• [RAW DATA]
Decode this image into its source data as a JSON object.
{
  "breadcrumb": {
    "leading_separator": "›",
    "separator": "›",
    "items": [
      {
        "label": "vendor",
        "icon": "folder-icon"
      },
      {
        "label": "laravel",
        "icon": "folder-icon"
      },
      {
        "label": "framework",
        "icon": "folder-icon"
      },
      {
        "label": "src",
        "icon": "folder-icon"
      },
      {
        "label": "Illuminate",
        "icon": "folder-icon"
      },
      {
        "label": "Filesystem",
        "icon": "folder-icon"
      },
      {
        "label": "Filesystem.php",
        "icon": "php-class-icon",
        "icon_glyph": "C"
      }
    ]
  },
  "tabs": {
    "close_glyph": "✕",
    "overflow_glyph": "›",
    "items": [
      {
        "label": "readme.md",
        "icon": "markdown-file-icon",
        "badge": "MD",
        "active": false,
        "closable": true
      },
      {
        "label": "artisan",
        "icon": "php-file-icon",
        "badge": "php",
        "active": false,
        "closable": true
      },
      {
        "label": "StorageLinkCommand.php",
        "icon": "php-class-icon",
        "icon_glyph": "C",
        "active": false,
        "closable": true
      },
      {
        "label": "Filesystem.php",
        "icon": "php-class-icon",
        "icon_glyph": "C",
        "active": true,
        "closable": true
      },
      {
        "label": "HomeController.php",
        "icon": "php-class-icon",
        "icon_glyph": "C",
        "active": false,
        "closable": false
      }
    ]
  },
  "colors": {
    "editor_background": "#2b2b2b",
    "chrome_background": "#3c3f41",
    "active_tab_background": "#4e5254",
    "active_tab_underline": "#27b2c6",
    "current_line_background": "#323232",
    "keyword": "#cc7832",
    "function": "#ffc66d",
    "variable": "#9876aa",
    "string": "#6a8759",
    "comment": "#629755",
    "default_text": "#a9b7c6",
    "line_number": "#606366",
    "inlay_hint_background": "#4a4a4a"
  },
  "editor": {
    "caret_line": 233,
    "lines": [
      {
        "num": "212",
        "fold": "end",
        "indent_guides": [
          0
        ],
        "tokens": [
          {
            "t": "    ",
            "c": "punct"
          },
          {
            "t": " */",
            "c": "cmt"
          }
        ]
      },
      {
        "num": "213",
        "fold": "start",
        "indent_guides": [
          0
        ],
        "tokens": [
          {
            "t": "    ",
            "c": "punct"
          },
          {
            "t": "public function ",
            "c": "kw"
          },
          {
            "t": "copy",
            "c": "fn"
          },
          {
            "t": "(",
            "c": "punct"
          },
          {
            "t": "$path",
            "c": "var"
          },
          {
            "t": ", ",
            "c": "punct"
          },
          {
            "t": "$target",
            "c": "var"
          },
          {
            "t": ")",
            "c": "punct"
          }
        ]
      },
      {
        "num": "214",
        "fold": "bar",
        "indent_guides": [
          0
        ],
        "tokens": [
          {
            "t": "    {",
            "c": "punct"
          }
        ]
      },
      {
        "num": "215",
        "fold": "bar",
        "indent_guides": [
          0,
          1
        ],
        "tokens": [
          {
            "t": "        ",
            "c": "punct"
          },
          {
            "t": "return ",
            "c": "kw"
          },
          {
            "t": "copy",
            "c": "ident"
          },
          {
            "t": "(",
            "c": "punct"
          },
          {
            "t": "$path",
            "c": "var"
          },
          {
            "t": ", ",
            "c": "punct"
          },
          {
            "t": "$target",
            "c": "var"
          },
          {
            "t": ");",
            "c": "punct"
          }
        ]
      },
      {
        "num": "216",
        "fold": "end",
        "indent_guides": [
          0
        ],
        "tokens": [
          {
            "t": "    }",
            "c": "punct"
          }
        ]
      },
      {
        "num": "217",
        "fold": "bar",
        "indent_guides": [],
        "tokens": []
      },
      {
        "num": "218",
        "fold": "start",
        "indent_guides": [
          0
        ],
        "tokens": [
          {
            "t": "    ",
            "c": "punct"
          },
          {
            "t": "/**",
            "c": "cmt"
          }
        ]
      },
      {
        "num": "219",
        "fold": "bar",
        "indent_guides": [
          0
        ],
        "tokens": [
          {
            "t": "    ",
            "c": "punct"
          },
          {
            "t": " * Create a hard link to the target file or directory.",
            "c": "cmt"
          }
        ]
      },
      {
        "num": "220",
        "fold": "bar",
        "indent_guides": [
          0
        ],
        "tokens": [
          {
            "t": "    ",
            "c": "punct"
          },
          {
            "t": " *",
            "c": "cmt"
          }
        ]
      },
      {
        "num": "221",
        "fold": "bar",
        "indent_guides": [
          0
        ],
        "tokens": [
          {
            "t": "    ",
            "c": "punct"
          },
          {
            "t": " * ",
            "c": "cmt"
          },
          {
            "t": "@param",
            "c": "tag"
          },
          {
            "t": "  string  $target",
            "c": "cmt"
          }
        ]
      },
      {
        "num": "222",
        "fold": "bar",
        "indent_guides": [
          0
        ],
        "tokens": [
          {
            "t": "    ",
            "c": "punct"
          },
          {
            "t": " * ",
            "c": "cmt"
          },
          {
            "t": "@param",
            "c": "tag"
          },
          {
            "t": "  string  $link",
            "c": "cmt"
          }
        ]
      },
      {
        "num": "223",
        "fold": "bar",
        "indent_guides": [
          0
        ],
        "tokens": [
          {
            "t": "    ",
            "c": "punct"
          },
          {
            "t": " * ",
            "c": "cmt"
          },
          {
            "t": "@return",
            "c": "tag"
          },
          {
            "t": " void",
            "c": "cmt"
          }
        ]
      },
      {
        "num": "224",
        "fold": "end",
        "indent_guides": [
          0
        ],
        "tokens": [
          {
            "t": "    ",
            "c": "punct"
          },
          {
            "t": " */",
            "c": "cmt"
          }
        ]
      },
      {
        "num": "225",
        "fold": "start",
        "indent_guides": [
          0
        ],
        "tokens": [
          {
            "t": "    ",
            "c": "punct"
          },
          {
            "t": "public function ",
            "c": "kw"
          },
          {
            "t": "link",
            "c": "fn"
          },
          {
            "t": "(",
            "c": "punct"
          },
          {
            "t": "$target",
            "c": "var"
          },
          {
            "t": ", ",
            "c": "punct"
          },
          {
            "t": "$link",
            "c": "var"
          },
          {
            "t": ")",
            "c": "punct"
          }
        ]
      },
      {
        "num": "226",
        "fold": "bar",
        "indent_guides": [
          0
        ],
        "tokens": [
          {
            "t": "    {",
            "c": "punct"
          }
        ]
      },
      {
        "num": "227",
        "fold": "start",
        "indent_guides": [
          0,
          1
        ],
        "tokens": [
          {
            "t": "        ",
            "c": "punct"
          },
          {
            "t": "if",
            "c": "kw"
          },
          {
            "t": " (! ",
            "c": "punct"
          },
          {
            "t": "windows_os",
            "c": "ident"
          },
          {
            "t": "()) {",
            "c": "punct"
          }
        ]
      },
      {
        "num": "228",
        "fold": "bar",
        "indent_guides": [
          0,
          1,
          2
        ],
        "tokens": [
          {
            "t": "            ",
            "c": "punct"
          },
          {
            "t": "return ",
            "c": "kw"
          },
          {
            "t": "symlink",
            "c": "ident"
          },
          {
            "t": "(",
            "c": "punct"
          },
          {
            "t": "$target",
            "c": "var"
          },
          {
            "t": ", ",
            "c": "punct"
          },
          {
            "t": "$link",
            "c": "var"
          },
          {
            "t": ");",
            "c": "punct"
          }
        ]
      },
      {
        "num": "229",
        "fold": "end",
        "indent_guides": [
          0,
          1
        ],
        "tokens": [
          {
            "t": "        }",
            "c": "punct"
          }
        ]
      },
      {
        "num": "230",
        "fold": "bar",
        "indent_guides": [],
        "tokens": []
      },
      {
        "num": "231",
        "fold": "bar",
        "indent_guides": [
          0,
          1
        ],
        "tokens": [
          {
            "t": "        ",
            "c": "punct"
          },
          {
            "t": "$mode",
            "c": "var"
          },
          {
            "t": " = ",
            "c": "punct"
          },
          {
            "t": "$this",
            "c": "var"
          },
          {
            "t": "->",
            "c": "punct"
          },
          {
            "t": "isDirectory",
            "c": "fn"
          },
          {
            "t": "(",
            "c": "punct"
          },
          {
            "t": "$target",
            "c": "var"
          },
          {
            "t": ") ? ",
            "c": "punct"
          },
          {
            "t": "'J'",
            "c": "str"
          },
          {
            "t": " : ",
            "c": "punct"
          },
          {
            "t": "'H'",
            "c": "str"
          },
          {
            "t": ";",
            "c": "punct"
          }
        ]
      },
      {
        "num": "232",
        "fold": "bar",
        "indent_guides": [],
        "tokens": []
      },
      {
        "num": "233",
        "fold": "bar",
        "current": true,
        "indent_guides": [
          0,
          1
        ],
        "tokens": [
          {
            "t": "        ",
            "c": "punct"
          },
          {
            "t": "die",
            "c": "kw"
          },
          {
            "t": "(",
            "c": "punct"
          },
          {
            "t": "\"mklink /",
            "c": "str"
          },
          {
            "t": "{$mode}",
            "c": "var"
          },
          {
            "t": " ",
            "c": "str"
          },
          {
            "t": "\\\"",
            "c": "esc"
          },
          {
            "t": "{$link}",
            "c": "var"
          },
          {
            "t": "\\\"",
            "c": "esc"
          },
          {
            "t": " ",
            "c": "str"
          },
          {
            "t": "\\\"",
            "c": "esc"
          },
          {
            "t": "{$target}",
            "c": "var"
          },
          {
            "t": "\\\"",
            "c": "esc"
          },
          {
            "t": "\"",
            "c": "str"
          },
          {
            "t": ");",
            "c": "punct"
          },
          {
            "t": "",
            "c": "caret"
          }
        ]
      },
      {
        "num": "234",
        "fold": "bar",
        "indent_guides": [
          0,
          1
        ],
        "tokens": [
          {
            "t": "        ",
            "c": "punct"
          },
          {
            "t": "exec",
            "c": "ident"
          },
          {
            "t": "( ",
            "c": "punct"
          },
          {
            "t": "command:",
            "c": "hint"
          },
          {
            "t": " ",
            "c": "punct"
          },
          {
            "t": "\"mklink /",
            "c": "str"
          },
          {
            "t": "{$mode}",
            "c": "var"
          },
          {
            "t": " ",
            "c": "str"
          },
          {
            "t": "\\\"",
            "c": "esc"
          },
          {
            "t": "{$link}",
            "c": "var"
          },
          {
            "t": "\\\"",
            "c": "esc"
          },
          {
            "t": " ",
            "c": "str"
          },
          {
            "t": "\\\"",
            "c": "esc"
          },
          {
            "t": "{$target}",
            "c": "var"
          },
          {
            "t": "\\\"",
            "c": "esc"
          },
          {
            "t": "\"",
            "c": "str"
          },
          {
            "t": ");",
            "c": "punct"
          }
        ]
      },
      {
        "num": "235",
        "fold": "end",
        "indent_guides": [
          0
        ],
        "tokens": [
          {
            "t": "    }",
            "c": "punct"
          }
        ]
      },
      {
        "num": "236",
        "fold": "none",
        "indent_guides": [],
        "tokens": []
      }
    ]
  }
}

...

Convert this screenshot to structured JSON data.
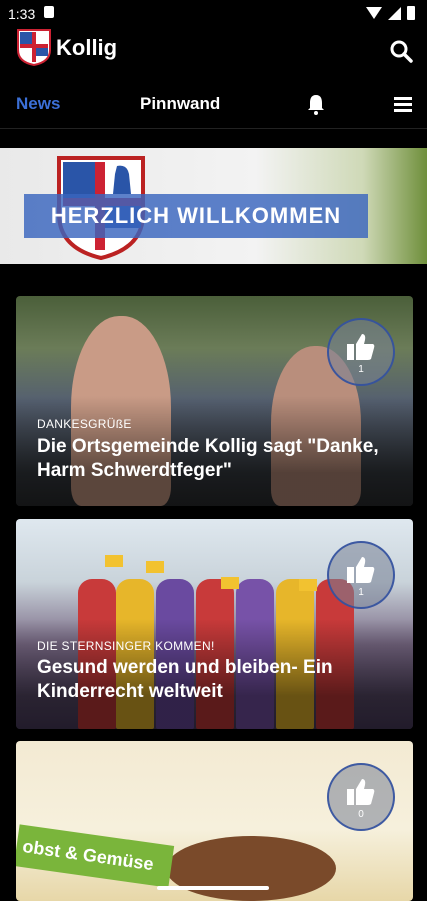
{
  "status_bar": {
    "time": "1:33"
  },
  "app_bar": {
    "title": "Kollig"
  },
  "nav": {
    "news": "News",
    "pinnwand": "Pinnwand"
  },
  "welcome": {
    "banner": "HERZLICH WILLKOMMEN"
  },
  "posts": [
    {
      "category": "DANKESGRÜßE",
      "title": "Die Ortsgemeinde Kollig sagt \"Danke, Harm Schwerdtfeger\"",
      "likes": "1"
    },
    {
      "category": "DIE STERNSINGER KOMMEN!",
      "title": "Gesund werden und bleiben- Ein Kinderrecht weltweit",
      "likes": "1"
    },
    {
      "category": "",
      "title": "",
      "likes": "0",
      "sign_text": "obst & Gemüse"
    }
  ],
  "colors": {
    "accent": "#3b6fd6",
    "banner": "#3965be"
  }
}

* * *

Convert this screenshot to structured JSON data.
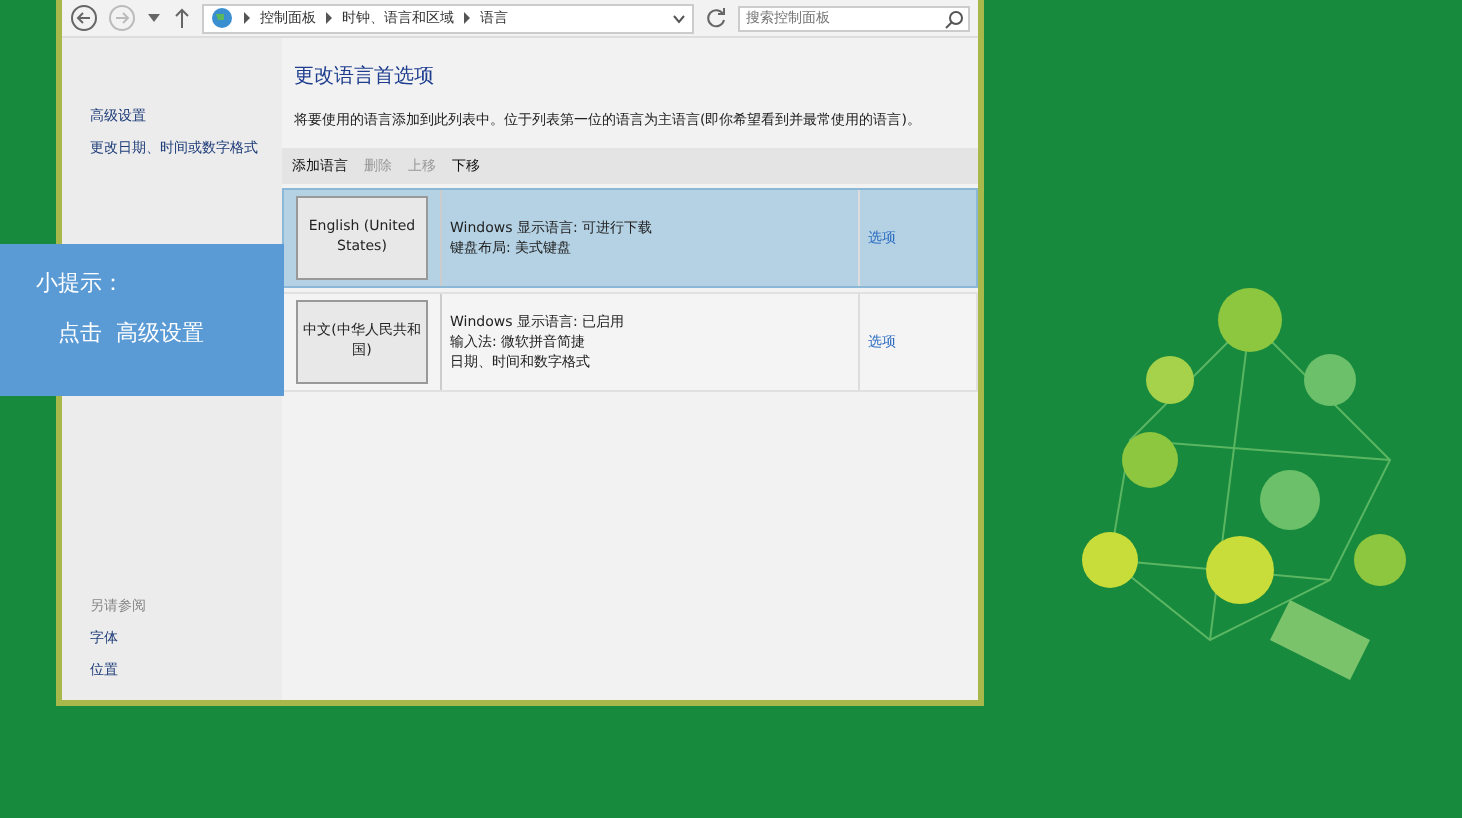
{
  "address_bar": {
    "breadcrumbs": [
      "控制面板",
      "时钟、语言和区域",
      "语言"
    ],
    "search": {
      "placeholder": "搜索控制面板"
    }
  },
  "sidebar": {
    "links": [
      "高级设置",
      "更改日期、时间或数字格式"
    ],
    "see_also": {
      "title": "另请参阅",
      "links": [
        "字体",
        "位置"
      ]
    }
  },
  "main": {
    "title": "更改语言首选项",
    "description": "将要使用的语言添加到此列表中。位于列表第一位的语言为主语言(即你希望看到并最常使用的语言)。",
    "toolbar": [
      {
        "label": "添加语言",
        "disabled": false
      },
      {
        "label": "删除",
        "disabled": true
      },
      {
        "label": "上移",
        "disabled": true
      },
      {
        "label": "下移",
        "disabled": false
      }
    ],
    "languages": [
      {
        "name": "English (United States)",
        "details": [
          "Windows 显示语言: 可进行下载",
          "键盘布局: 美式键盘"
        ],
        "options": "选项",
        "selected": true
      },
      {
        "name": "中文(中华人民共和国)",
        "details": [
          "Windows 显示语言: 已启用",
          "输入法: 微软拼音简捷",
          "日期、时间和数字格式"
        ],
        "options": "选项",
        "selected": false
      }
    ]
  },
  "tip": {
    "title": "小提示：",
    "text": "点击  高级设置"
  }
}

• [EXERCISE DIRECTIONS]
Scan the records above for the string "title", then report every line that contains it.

• [ANSWER]
    "title": "Kollig"
      "title": "Die Ortsgemeinde Kollig sagt \"Danke, Harm Schwerdtfeger\"",
      "title": "Gesund werden und bleiben- Ein Kinderrecht weltweit",
      "title": "",
      "title": "另请参阅",
    "title": "更改语言首选项",
    "title": "小提示：",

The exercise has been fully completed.